4. We try very hard not to waste food. Leftovers can be your lunch, or can be included in another meal, such as soup or stew. If it is beyond human use an animal can eat it. If all else fails we compost it. Zero food goes in the garbage. I am offended by food in garbage, anywhere, at any time.
5. We only have dessert about once a month. There is always a selection of fruit in the house if people want it. When we have dessert it's usually a special occasion, but it's still something home-made and nutritious.
6. We shop infrequently. There is some meal planning, with room for change. But it's better to shop less often, and pick up fresh foods in between, than to shop little and often, unless of course you are lucky enough to have a market nearby (as in farmer's market).
Obviously, as I said earlier, every family is different and what works for me might not work for you, but these are tried and tested ways I keep my food bills down.
A typical day then...
Breakfast is usually toast-and-something. Eggs, cheese, peanut butter, or occasionally the boys like jam. We have a variety such as bagels, English muffins, home-made bread, and store-bought multi-grain bread, to stop it getting samey. We look for bargains. We tend only to have bigger breakfasts at the weekend, with bacon or sausages. The boys also eat oatmeal. If the price is good I will pick up the more substantial boxed cereals such as Mini Wheats.

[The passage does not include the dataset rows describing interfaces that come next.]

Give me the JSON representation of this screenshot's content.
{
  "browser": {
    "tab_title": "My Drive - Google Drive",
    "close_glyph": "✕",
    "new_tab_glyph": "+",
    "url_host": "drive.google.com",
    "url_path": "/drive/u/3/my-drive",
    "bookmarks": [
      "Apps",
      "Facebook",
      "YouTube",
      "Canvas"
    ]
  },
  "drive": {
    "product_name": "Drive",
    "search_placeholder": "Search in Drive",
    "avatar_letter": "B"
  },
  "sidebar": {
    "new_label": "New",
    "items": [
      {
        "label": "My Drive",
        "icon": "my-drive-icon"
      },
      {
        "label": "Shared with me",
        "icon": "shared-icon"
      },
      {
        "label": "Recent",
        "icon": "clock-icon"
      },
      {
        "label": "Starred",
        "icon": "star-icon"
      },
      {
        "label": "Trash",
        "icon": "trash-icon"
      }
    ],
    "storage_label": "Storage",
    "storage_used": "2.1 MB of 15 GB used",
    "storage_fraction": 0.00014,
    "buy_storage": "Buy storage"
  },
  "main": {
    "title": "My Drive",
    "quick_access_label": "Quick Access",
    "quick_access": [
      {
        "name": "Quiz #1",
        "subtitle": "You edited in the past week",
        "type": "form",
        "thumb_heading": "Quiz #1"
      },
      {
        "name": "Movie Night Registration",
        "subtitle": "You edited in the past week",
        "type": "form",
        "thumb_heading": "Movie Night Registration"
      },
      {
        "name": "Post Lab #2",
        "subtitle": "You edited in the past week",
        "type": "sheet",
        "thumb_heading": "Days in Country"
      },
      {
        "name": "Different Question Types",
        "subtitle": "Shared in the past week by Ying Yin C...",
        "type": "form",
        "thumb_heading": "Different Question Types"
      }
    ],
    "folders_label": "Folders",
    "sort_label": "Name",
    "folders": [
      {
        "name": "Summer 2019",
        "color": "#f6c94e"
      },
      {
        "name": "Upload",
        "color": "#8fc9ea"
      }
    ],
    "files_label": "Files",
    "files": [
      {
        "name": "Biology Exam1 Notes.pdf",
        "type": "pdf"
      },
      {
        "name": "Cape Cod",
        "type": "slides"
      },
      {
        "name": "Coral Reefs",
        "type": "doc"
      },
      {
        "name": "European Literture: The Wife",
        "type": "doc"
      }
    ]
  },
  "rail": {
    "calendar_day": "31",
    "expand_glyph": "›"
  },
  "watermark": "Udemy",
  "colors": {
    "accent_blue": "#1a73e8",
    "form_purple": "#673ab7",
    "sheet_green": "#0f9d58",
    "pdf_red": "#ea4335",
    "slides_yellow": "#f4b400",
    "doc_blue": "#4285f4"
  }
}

Lunch is usually sandwiches or leftovers. Everyone is responsible for their own (we did this even when the children were very young). If you pack your own lunch, in theory you will eat it - no complaints, no waste. It's not a big deal really. I will buy lunch meats if they are on sale, but I won't pay full price for them. Currently the local supermarket is doing cheap bulk packs of ham, roast beef, roast turkey, and salami so I am picking a few up, but our standard selection is cheese, tuna, salmon, egg, and leftovers from meats we cook ourselves. There is always salad items in the fridge to add to these. There is nothing wrong with a cheese sandwich.
Dinner is a hot meal, with meat most days. The basis of my cooking is the potato, and I use it whenever possible. I am not personally keen on rice but as I can buy it cheaply in sacks, I do use it. Pasta less often, although I buy that in bulk too. I aim to put a minimum of 3 vegetables into dinner, one way and another, although one of those is usually onion. I try to have something green in every dinner, even if it's only a bit of pepper, or zucchini in a tomato sauce. I'll do a side salad if nothing cooked works. In summer we have salad every day. I cook a wide variety of dishes, from all around the world to keep things varied. We try not to eat the same meat two days running, aim for fish at least once a week, and red meat twice a week, with the exception that if there's lamb in the freezer, it takes priority.
OK, open to questions, and don't forget to do yours.